# [Data provided]

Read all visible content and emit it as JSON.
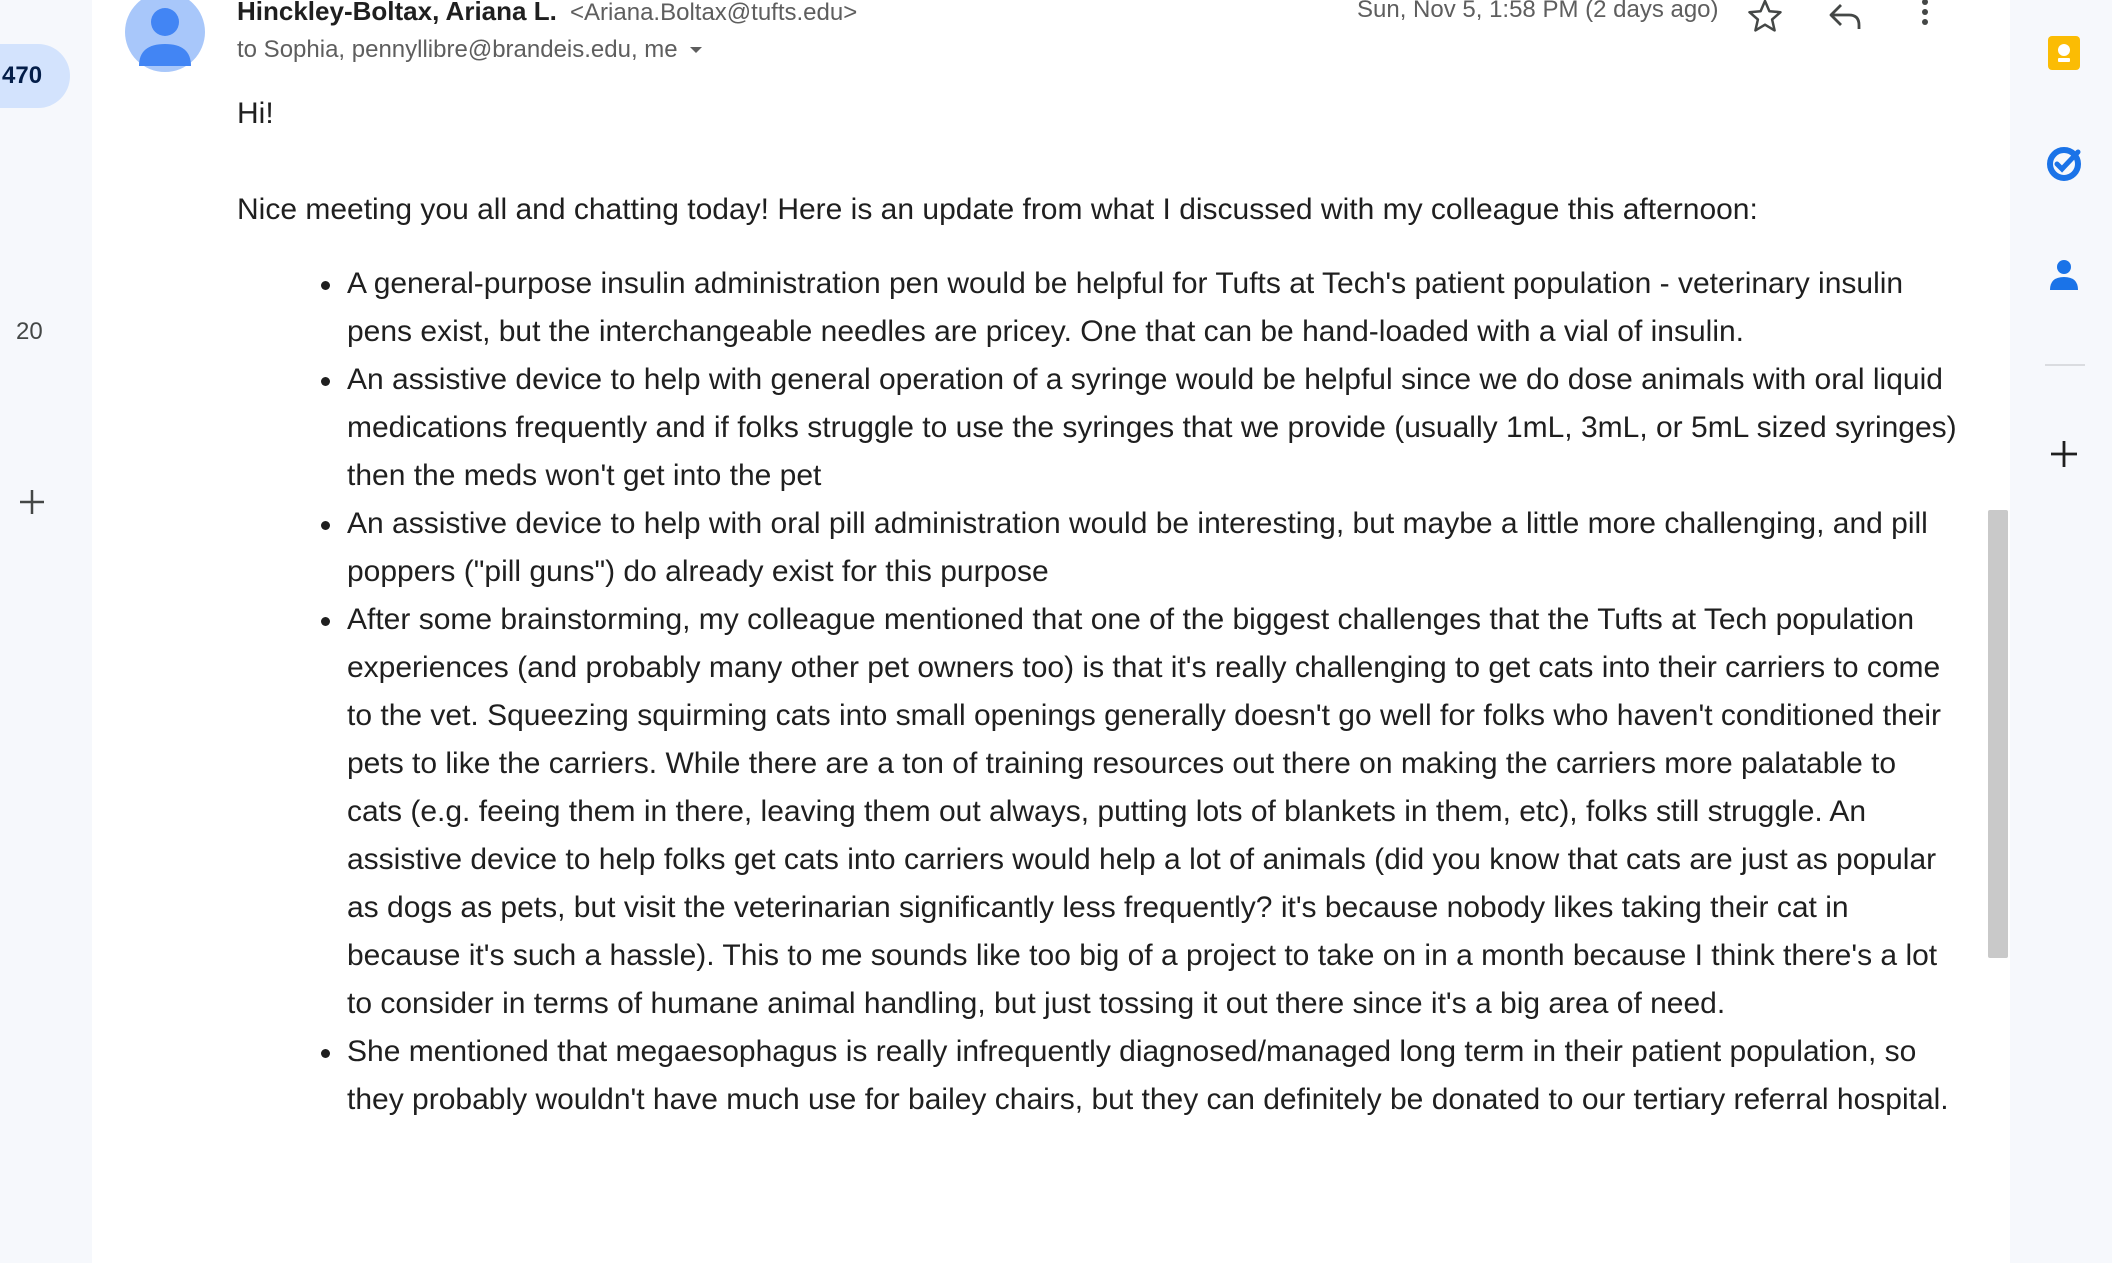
{
  "left_rail": {
    "inbox_count": "470",
    "secondary_count": "20",
    "add_icon": "plus-icon"
  },
  "message": {
    "sender_name": "Hinckley-Boltax, Ariana L.",
    "sender_email": "<Ariana.Boltax@tufts.edu>",
    "recipients": "to Sophia, pennyllibre@brandeis.edu, me",
    "date": "Sun, Nov 5, 1:58 PM (2 days ago)",
    "greeting": "Hi!",
    "intro": "Nice meeting you all and chatting today! Here is an update from what I discussed with my colleague this afternoon:",
    "items": [
      "A general-purpose insulin administration pen would be helpful for Tufts at Tech's patient population - veterinary insulin pens exist, but the interchangeable needles are pricey. One that can be hand-loaded with a vial of insulin.",
      "An assistive device to help with general operation of a syringe would be helpful since we do dose animals with oral liquid medications frequently and if folks struggle to use the syringes that we provide (usually 1mL, 3mL, or 5mL sized syringes) then the meds won't get into the pet",
      "An assistive device to help with oral pill administration would be interesting, but maybe a little more challenging, and pill poppers (\"pill guns\") do already exist for this purpose",
      "After some brainstorming, my colleague mentioned that one of the biggest challenges that the Tufts at Tech population experiences (and probably many other pet owners too) is that it's really challenging to get cats into their carriers to come to the vet. Squeezing squirming cats into small openings generally doesn't go well for folks who haven't conditioned their pets to like the carriers. While there are a ton of training resources out there on making the carriers more palatable to cats (e.g. feeing them in there, leaving them out always, putting lots of blankets in them, etc), folks still struggle. An assistive device to help folks get cats into carriers would help a lot of animals (did you know that cats are just as popular as dogs as pets, but visit the veterinarian significantly less frequently? it's because nobody likes taking their cat in because it's such a hassle). This to me sounds like too big of a project to take on in a month because I think there's a lot to consider in terms of humane animal handling, but just tossing it out there since it's a big area of need.",
      "She mentioned that megaesophagus is really infrequently diagnosed/managed long term in their patient population, so they probably wouldn't have much use for bailey chairs, but they can definitely be donated to our tertiary referral hospital."
    ]
  },
  "side_panel": {
    "icons": [
      "keep-icon",
      "tasks-icon",
      "contacts-icon",
      "plus-icon"
    ]
  },
  "colors": {
    "badge_bg": "#d3e3fd",
    "avatar": "#a8c7fa",
    "keep": "#fbbc04",
    "tasks": "#1a73e8",
    "contacts": "#1a73e8"
  }
}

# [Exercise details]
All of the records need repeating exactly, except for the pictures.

# [The answer]
Read all visible content and emit it as JSON.
{
  "left_rail": {
    "inbox_count": "470",
    "secondary_count": "20",
    "add_icon": "plus-icon"
  },
  "message": {
    "sender_name": "Hinckley-Boltax, Ariana L.",
    "sender_email": "<Ariana.Boltax@tufts.edu>",
    "recipients": "to Sophia, pennyllibre@brandeis.edu, me",
    "date": "Sun, Nov 5, 1:58 PM (2 days ago)",
    "greeting": "Hi!",
    "intro": "Nice meeting you all and chatting today! Here is an update from what I discussed with my colleague this afternoon:",
    "items": [
      "A general-purpose insulin administration pen would be helpful for Tufts at Tech's patient population - veterinary insulin pens exist, but the interchangeable needles are pricey. One that can be hand-loaded with a vial of insulin.",
      "An assistive device to help with general operation of a syringe would be helpful since we do dose animals with oral liquid medications frequently and if folks struggle to use the syringes that we provide (usually 1mL, 3mL, or 5mL sized syringes) then the meds won't get into the pet",
      "An assistive device to help with oral pill administration would be interesting, but maybe a little more challenging, and pill poppers (\"pill guns\") do already exist for this purpose",
      "After some brainstorming, my colleague mentioned that one of the biggest challenges that the Tufts at Tech population experiences (and probably many other pet owners too) is that it's really challenging to get cats into their carriers to come to the vet. Squeezing squirming cats into small openings generally doesn't go well for folks who haven't conditioned their pets to like the carriers. While there are a ton of training resources out there on making the carriers more palatable to cats (e.g. feeing them in there, leaving them out always, putting lots of blankets in them, etc), folks still struggle. An assistive device to help folks get cats into carriers would help a lot of animals (did you know that cats are just as popular as dogs as pets, but visit the veterinarian significantly less frequently? it's because nobody likes taking their cat in because it's such a hassle). This to me sounds like too big of a project to take on in a month because I think there's a lot to consider in terms of humane animal handling, but just tossing it out there since it's a big area of need.",
      "She mentioned that megaesophagus is really infrequently diagnosed/managed long term in their patient population, so they probably wouldn't have much use for bailey chairs, but they can definitely be donated to our tertiary referral hospital."
    ]
  },
  "side_panel": {
    "icons": [
      "keep-icon",
      "tasks-icon",
      "contacts-icon",
      "plus-icon"
    ]
  },
  "colors": {
    "badge_bg": "#d3e3fd",
    "avatar": "#a8c7fa",
    "keep": "#fbbc04",
    "tasks": "#1a73e8",
    "contacts": "#1a73e8"
  }
}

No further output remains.